Document Type




Degree Granting Department

Electrical Engineering

Major Professor

Jing Wang, Ph.D.

Committee Member

Thomas M. Weller, Ph.D.

Committee Member

Lawrence Dunleavy, Ph.D.

Committee Member

Ryan Toomey, Ph.D.

Committee Member

Hariharan Srikanth, Ph.D.


Bandwidth Enhancement, Miniaturization, Nanopthesiss, Permeability, Permittivity


This dissertation presents the first reported systematic investigation on the implementation of multilayer patch antennas over Fe3O4-based polymer nanocomposite (PNC) magneto-dielectric substrates. The PNC substrate is created by the monodispersion of Fe3O4 nanopthesiss, with mean size of 7.5nm, in a polymeric matrix of Polydimethylsiloxane (PDMS).

Recently, magneto-dielectric substrates have been proposed by several researchers as a means for decreasing the size and increasing the bandwidth of planar antennas. Nevertheless, factors such as high loss and diminished control over magnetic and dielectric properties have hindered the optimal performance of antennas. In addition, the incompatibility and elevated complexity prevents integration of conventional magnetic materials with antennas and standard fabrication processes at printed circuit boards (PCBs) and wafer levels. Additionally, the low hysteresis losses exhibited by uniformly embedded superparamagnetic nanopthesiss complemented by the ease of integration of polymer nanocomposites in standard fabrication processes, offer promising solutions to resolve any of the complications and concerns foresaid.

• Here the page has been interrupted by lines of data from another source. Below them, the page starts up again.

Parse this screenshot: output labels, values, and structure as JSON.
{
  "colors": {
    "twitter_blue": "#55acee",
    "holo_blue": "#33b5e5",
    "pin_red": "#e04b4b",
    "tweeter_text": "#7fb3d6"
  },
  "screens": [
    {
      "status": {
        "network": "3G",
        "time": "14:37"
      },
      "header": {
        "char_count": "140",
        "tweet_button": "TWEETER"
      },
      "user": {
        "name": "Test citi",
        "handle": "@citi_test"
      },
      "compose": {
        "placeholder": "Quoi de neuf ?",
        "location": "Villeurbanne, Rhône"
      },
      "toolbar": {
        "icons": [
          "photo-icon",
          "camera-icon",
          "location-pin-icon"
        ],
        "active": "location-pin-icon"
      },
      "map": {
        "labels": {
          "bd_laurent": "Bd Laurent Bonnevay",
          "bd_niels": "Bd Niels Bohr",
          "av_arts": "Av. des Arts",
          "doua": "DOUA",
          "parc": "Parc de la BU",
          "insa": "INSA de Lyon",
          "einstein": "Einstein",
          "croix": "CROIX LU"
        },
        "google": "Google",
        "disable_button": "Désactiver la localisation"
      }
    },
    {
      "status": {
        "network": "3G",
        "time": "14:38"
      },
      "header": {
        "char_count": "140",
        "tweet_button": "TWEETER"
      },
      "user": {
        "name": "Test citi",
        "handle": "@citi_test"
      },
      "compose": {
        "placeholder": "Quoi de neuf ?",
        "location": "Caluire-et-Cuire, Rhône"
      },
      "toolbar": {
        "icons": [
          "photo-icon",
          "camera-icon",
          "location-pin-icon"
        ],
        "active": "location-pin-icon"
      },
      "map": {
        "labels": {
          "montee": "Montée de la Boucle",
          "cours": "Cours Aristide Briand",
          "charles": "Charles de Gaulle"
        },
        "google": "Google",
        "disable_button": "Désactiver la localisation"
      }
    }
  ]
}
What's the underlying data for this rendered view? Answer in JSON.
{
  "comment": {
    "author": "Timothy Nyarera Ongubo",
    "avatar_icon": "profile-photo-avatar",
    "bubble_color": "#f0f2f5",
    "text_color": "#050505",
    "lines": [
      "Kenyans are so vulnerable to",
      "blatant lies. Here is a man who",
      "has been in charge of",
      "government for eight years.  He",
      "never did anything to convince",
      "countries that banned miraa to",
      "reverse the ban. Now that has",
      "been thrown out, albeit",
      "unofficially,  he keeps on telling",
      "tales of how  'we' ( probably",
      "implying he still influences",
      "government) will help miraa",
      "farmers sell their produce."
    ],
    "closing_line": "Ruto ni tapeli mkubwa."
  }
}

Towards this dissertation work, one multilayer antenna was constructed over a molded PDMS substrate along with three similar antennas built on PDMS-Fe3O4 PNC substrates with different Fe3O4 nanopthesis loading concentrations in the PDMS matrix of 80%, 50% and 30% by weight. This pioneering work in the experimental implementation and characterization of magneto-dielectric PNC antennas has not only resulted in antennas with different operational frequencies in the 3-5GHz band, but also expanded our knowledge base by correlating the concentration of magnetic nanopthesiss to key antenna performance metrics such as antenna bandwidth, antenna efficiency and miniaturization factors.

Among the most significant results a magneto-dielectric antenna with maximum miniaturization factor of 57%, and a 58% increase in bandwidth, whilst retaining an acceptable antenna gain of 2.12dBi, was successfully demonstrated through the deployment of molded PDMS-Fe3O4 PNC substrate under external DC bias magnetic fields.

This dissertation also presents a versatile process for constructing flexible and multilayer antennas by the seamless incorporation of a variety of materials such as PDMS, Liquid Crystal Polymer (LCP) laminates, metal clads and molded magneto-dielectric polymer nanocomposites with evenly embedded magnetic nanopthesiss.